» Work instruction: In the material below, find every line with "icon" and pull it out.

........

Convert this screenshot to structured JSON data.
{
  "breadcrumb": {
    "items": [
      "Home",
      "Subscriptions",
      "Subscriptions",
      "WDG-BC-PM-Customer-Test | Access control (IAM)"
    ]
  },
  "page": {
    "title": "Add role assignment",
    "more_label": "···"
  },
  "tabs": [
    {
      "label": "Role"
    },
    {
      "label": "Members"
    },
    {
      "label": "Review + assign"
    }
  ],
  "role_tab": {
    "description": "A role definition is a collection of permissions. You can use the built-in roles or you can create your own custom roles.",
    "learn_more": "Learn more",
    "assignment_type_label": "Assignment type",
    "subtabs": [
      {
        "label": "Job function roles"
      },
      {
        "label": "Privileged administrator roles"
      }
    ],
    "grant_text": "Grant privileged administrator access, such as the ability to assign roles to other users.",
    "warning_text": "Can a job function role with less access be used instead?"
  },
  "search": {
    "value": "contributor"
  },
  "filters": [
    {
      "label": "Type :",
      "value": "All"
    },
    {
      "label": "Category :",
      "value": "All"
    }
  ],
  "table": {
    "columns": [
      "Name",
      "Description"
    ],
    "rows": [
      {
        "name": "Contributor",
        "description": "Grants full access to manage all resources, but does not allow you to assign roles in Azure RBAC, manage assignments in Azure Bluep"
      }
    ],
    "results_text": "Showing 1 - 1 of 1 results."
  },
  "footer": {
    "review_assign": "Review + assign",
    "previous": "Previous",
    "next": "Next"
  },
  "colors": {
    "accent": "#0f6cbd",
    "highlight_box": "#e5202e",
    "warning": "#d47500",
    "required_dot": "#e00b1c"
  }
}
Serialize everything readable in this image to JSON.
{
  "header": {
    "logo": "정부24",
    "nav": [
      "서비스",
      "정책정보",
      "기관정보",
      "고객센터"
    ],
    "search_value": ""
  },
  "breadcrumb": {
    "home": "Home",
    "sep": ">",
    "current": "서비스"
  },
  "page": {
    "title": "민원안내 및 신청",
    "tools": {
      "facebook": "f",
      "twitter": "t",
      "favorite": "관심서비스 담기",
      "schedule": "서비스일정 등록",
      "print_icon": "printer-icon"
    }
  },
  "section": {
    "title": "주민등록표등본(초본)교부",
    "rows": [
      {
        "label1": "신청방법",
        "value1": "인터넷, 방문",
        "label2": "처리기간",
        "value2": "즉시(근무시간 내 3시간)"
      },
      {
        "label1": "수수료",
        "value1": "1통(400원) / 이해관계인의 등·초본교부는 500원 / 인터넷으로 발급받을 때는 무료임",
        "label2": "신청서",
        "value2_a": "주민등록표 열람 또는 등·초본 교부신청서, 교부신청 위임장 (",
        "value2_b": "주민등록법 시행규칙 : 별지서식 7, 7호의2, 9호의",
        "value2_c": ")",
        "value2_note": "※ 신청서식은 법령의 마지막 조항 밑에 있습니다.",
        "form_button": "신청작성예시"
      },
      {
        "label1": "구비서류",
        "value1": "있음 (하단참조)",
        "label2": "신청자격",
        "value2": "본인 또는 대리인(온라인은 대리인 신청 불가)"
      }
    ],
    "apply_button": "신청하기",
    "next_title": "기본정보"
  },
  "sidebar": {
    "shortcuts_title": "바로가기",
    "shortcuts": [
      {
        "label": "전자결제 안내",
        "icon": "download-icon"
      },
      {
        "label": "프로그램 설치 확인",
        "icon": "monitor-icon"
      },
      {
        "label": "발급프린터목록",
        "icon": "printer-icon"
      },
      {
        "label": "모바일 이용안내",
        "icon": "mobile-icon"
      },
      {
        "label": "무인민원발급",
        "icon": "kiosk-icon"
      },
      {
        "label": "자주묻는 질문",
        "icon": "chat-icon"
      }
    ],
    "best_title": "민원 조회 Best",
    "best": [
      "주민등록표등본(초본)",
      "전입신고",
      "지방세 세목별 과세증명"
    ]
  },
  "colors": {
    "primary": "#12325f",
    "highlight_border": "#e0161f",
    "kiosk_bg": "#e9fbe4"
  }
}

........

» Response area:
      "print_icon": "printer-icon"
        "icon": "download-icon"
        "icon": "monitor-icon"
        "icon": "printer-icon"
        "icon": "mobile-icon"
        "icon": "kiosk-icon"
        "icon": "chat-icon"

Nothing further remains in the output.